What happens when fans blur lines while googling song titles
Robin Thicke’s “Blurred Lines” has caught a lot of flack for the things that it’s exposed: 1) casual lyrical misogyny; 2) those three nice ladies’ bosoms; and 3) the world to Miley Cyrus’ infamous MTV VMA gyrations. But one 86-year-old Canadian classical composer who’s never heard the track, seen either version of the video, or watched a starlet twerk on Mona Lisa‘s shoulder has every reason to be thankful — Thicke’s song is sending new listeners his way.
You see, John Beckwith has his very own “Blurred Lines,” a slow and somber 10-minute duet for harpsichord and violin that he wrote in 1997, and which appears on a 2010 multi-composer compilation celebrating his keyboard of choice dubbed Jalsaghar. As The Guardian notes, a recording and licensing manager for archive/label Canadian Music Centre was the first to discover that something out-of-the-ordinary was afoot.
“I was having a look at the numbers and [Beckwith's song received] over 4,000 streams in one month,” said Allegra Young in an interview with Public Radio International’s The World. “It’s a great disc, but I was wondering why [everyone was listening to] the same track.” At which point listeners of the show must have wondered if she’d been living under a rock. Or, simply, working at the CMC.
Beckwith weighed in by email and admitted he hadn’t heard the version of “Blurred Lines” recorded by Thicke, Pharrell, and T.I., though, “I’m told the lyrics are ‘bawdy.” He pointed out that while his own song doesn’t have any words at all, it does feature some wicked “quarter-tone glides,” and was written in an impassioned bout of inspiration after he heard “some recordings from the Swedish hardanger fiddle repertoire.”

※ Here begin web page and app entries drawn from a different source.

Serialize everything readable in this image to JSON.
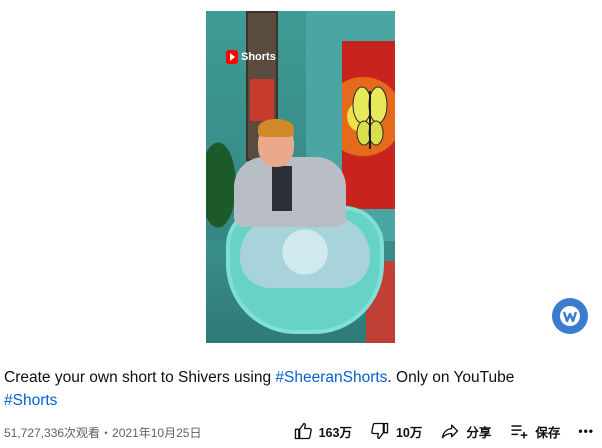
{
  "video": {
    "badge_label": "Shorts"
  },
  "description": {
    "prefix": "Create your own short to Shivers using ",
    "hashtag1": "#SheeranShorts",
    "suffix": ". Only on YouTube",
    "hashtag2": "#Shorts"
  },
  "meta": {
    "views_date": "51,727,336次观看・2021年10月25日",
    "like_count": "163万",
    "dislike_count": "10万",
    "share_label": "分享",
    "save_label": "保存",
    "more_label": "•••"
  },
  "colors": {
    "hashtag": "#065fd4",
    "badge_red": "#ff0000",
    "channel_logo": "#3b7bd0"
  },
  "icons": [
    "shorts-logo-icon",
    "thumbs-up-icon",
    "thumbs-down-icon",
    "share-icon",
    "save-playlist-icon",
    "more-icon"
  ]
}
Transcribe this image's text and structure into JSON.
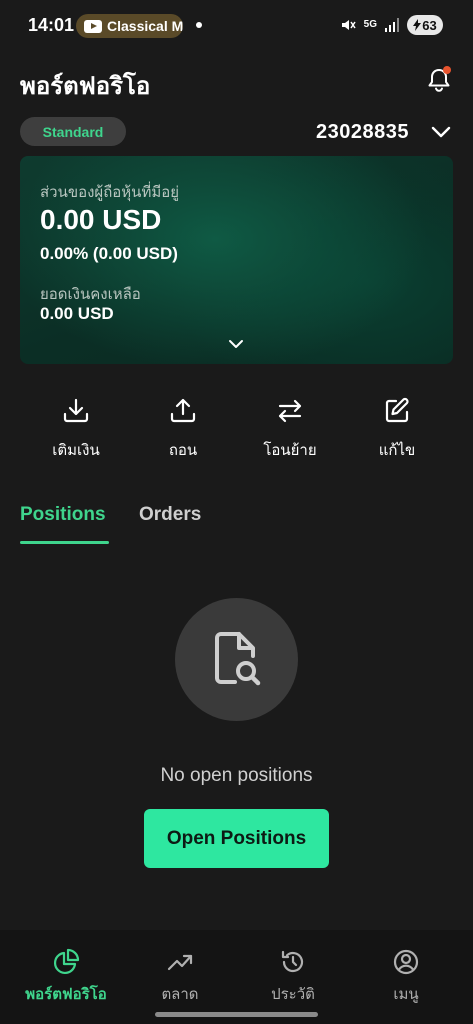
{
  "status_bar": {
    "time": "14:01",
    "media_label": "Classical M",
    "network": "5G",
    "battery": "63"
  },
  "header": {
    "title": "พอร์ตฟอริโอ",
    "account_type": "Standard",
    "account_number": "23028835"
  },
  "card": {
    "equity_label": "ส่วนของผู้ถือหุ้นที่มีอยู่",
    "equity_value": "0.00 USD",
    "equity_change": "0.00% (0.00 USD)",
    "balance_label": "ยอดเงินคงเหลือ",
    "balance_value": "0.00 USD"
  },
  "actions": [
    {
      "label": "เติมเงิน",
      "icon": "download-icon"
    },
    {
      "label": "ถอน",
      "icon": "upload-icon"
    },
    {
      "label": "โอนย้าย",
      "icon": "transfer-icon"
    },
    {
      "label": "แก้ไข",
      "icon": "edit-icon"
    }
  ],
  "tabs": [
    {
      "label": "Positions",
      "active": true
    },
    {
      "label": "Orders",
      "active": false
    }
  ],
  "empty_state": {
    "message": "No open positions",
    "button_label": "Open Positions"
  },
  "bottom_nav": [
    {
      "label": "พอร์ตฟอริโอ",
      "icon": "pie-chart-icon",
      "active": true
    },
    {
      "label": "ตลาด",
      "icon": "trend-up-icon",
      "active": false
    },
    {
      "label": "ประวัติ",
      "icon": "history-icon",
      "active": false
    },
    {
      "label": "เมนู",
      "icon": "user-icon",
      "active": false
    }
  ],
  "colors": {
    "accent": "#3fd58d",
    "button": "#2ee7a0",
    "background": "#1a1a1a",
    "notification_dot": "#e8542e"
  }
}
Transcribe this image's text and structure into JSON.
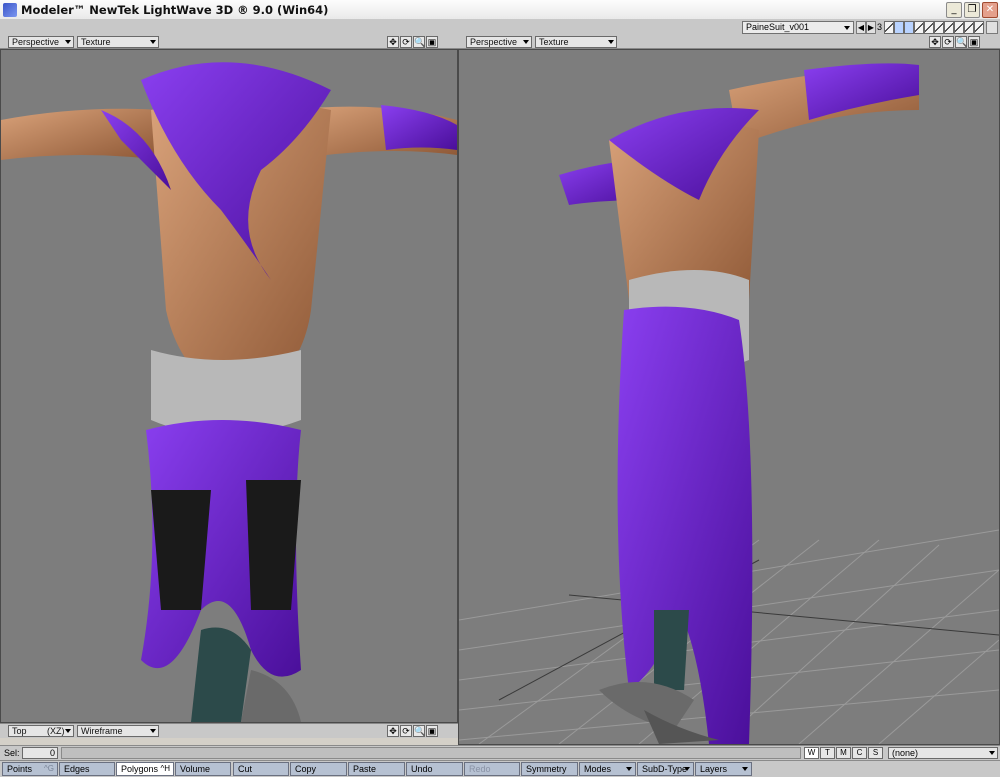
{
  "window": {
    "title": "Modeler™ NewTek LightWave 3D ® 9.0 (Win64)",
    "minimize": "_",
    "restore": "❐",
    "close": "✕"
  },
  "toolbar": {
    "object_name": "PaineSuit_v001",
    "layer_count": "3"
  },
  "viewports": {
    "left": {
      "view": "Perspective",
      "shading": "Texture"
    },
    "right": {
      "view": "Perspective",
      "shading": "Texture"
    },
    "bottom_left": {
      "view": "Top",
      "axis": "(XZ)",
      "shading": "Wireframe"
    }
  },
  "viewport_controls": [
    "✥",
    "⟳",
    "🔍",
    "▣"
  ],
  "selection": {
    "label": "Sel:",
    "count": "0"
  },
  "display_toggles": [
    "W",
    "T",
    "M",
    "C",
    "S"
  ],
  "surface": "(none)",
  "modes": [
    {
      "label": "Points",
      "key": "^G"
    },
    {
      "label": "Edges",
      "key": ""
    },
    {
      "label": "Polygons",
      "key": "^H"
    },
    {
      "label": "Volume",
      "key": ""
    },
    {
      "label": "Cut",
      "key": ""
    },
    {
      "label": "Copy",
      "key": ""
    },
    {
      "label": "Paste",
      "key": ""
    },
    {
      "label": "Undo",
      "key": ""
    },
    {
      "label": "Redo",
      "key": ""
    },
    {
      "label": "Symmetry",
      "key": ""
    },
    {
      "label": "Modes",
      "key": ""
    },
    {
      "label": "SubD-Type",
      "key": ""
    },
    {
      "label": "Layers",
      "key": ""
    }
  ],
  "colors": {
    "viewport_bg": "#7d7d7d",
    "cloth": "#6a1fc4",
    "skin": "#c98b5e",
    "metal": "#b8b8b8",
    "active_mode": "#ffffff",
    "mode_bg": "#b6c1d2"
  }
}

“Beckwith is one of the composers who really helped to define what Canadian music is today,” said Young. By that we can only assume she means to say he was a seminal member of the greater Broken Social Scene family and will be appearing on the next Arcade Fire album. Influential though the composer may be, he might consider getting in touch with the Marvin Gaye estate to see if an alliance can be made.